**YOUR INSTRUCTIONS:**
In the lines below, the string "type" may appear; say how many lines hold it and give nothing more.

[App and web page records]
----
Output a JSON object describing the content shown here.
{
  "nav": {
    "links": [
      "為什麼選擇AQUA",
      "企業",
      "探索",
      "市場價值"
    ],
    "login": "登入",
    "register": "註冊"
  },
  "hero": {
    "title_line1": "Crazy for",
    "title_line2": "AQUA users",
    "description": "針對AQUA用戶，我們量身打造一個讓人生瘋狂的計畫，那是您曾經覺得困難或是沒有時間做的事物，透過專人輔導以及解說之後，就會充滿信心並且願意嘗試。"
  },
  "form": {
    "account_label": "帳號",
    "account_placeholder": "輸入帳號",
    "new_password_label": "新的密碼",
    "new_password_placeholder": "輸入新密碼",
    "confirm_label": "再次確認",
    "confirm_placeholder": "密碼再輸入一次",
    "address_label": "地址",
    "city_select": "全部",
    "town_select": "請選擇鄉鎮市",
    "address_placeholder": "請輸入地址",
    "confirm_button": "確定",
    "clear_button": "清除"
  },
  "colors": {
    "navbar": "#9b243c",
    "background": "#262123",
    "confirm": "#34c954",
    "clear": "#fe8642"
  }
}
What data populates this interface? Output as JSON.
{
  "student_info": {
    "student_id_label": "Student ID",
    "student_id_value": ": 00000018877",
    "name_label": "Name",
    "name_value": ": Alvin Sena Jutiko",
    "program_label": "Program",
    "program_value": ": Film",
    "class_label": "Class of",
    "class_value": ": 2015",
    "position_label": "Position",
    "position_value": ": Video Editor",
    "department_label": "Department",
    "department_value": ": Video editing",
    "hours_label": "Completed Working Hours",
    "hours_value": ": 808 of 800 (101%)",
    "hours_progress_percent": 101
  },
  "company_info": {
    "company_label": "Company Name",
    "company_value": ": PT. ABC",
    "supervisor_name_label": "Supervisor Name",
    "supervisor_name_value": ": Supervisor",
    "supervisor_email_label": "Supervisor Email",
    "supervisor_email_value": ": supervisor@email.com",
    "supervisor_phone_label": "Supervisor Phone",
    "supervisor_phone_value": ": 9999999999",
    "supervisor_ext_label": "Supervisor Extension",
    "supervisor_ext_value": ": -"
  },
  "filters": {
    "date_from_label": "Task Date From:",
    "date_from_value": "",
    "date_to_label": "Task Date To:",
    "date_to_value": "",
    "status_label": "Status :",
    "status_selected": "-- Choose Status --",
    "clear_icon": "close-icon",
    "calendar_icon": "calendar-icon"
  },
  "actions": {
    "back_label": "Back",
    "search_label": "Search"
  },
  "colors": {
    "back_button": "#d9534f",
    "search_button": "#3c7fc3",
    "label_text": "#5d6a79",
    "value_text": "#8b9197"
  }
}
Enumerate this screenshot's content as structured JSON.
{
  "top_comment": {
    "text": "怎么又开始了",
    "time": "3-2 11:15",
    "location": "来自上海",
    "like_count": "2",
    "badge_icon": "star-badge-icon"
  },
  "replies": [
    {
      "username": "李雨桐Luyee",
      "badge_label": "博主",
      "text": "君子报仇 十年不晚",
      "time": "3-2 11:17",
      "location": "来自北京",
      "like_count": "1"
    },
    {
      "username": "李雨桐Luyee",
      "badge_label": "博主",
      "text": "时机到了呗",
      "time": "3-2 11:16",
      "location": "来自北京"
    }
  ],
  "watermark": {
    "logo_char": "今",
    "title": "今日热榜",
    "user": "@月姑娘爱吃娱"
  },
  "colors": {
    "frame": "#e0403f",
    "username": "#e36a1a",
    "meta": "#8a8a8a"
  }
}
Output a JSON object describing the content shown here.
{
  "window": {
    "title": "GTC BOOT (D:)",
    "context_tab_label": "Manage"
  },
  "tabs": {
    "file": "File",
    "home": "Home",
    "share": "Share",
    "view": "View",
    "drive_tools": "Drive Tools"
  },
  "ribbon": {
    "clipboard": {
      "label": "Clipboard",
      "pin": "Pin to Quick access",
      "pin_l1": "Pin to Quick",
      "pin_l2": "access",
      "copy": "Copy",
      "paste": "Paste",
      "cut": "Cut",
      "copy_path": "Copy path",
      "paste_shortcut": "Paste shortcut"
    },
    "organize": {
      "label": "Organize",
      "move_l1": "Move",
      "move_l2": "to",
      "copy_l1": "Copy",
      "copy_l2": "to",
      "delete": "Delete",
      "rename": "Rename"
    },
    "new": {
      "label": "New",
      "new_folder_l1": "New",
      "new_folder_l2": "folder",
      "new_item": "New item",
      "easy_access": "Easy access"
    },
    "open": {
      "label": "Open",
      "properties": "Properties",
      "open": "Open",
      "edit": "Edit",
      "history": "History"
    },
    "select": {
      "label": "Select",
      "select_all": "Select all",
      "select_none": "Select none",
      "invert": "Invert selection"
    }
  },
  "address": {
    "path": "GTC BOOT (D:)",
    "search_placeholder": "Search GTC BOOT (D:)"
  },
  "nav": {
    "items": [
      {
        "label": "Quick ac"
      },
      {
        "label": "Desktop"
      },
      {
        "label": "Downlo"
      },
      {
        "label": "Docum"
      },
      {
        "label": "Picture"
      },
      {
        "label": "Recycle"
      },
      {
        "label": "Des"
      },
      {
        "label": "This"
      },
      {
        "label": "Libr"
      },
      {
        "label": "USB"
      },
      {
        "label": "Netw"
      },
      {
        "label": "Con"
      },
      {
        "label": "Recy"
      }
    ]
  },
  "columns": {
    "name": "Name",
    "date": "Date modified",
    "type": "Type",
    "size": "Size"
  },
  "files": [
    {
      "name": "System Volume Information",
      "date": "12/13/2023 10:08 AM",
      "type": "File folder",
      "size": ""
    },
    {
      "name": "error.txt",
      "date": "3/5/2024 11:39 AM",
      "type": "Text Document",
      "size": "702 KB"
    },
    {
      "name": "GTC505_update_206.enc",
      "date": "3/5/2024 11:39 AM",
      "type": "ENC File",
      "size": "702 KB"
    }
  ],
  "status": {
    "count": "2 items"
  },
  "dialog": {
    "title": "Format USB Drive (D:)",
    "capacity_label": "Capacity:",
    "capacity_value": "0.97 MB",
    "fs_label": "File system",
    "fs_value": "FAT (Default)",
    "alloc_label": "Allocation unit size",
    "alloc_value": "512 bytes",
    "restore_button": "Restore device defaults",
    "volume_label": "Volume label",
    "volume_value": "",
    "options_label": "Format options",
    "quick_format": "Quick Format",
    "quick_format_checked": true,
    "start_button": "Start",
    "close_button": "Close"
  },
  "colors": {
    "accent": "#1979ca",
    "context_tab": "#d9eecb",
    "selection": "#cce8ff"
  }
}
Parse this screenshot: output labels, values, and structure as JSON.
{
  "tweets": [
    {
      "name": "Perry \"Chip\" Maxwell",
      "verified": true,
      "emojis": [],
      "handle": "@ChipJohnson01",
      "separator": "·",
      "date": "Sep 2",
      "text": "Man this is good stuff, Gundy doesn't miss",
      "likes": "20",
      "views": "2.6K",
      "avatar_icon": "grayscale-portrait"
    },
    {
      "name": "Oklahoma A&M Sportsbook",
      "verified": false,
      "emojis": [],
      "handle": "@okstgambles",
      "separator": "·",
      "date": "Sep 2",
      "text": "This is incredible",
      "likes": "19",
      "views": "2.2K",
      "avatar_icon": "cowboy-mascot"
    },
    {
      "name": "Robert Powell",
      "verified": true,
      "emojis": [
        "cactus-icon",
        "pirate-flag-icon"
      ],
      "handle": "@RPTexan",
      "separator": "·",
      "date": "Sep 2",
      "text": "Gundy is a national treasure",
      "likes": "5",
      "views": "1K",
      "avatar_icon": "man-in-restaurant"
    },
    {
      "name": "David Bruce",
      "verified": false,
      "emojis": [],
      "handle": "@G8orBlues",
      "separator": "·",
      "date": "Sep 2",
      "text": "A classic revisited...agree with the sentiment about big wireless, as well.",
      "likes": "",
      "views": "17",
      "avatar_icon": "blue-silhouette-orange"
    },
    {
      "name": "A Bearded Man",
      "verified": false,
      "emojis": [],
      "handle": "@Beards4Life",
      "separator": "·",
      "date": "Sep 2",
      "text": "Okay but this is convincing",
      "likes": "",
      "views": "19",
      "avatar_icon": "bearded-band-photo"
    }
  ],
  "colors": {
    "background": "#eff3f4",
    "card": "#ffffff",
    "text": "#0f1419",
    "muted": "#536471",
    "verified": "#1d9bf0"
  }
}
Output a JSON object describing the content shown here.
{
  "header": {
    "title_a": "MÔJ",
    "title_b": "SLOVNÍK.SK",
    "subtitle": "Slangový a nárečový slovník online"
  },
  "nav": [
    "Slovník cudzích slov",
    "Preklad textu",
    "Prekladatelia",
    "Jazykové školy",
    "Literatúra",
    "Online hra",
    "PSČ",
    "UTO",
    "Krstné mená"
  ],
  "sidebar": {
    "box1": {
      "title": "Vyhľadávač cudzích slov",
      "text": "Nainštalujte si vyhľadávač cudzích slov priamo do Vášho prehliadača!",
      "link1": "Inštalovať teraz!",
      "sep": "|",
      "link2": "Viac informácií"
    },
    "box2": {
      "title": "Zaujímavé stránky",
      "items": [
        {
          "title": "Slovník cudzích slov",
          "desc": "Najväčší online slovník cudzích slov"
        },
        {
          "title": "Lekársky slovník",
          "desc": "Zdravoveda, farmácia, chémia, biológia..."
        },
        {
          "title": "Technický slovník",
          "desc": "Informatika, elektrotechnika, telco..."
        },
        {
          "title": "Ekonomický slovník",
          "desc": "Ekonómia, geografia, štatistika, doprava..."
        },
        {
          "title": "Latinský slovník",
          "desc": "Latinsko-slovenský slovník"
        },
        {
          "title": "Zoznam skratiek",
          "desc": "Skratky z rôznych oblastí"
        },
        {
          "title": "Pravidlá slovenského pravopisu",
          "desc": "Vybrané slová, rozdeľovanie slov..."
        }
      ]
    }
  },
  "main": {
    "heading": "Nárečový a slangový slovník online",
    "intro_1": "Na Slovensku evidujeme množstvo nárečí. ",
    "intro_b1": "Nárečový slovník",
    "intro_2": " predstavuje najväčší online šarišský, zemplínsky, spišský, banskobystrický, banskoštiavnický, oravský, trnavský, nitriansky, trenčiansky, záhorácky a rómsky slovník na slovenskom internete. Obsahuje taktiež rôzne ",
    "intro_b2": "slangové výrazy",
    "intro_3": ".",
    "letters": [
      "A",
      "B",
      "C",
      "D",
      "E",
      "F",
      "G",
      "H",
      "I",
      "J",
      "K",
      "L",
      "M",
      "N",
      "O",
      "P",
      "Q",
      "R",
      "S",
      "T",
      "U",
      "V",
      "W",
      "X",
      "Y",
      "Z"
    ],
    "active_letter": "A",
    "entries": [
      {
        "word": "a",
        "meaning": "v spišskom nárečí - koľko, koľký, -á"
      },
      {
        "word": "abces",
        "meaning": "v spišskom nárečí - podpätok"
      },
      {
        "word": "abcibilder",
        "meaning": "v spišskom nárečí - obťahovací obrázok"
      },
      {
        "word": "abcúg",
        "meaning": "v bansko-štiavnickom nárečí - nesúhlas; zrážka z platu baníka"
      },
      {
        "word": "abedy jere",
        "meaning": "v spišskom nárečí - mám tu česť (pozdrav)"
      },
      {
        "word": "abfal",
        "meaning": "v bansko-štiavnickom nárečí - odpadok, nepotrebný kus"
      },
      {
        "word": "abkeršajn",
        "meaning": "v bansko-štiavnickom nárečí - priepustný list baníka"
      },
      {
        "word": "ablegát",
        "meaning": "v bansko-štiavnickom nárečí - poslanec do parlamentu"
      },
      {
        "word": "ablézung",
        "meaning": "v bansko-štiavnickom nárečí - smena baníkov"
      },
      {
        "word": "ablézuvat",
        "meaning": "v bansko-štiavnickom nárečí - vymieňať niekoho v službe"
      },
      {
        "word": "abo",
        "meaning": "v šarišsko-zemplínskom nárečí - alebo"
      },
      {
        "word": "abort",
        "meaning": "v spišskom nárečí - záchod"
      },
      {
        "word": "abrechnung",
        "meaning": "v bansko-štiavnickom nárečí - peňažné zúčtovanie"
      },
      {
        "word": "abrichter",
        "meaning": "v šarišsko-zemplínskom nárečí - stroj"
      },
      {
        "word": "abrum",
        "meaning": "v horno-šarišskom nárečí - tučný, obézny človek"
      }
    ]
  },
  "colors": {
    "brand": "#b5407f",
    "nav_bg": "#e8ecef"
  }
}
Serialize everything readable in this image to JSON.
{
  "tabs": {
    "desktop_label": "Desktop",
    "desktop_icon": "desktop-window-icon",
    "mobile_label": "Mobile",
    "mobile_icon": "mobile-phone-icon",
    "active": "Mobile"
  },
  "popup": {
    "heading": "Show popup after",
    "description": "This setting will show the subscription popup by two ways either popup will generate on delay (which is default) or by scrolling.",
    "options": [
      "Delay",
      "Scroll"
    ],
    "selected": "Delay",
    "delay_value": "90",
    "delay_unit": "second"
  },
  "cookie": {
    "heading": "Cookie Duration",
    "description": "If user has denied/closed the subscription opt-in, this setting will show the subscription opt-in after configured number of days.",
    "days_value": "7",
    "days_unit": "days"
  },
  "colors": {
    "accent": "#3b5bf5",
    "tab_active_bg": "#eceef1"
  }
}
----
**TASK ANSWER:**
4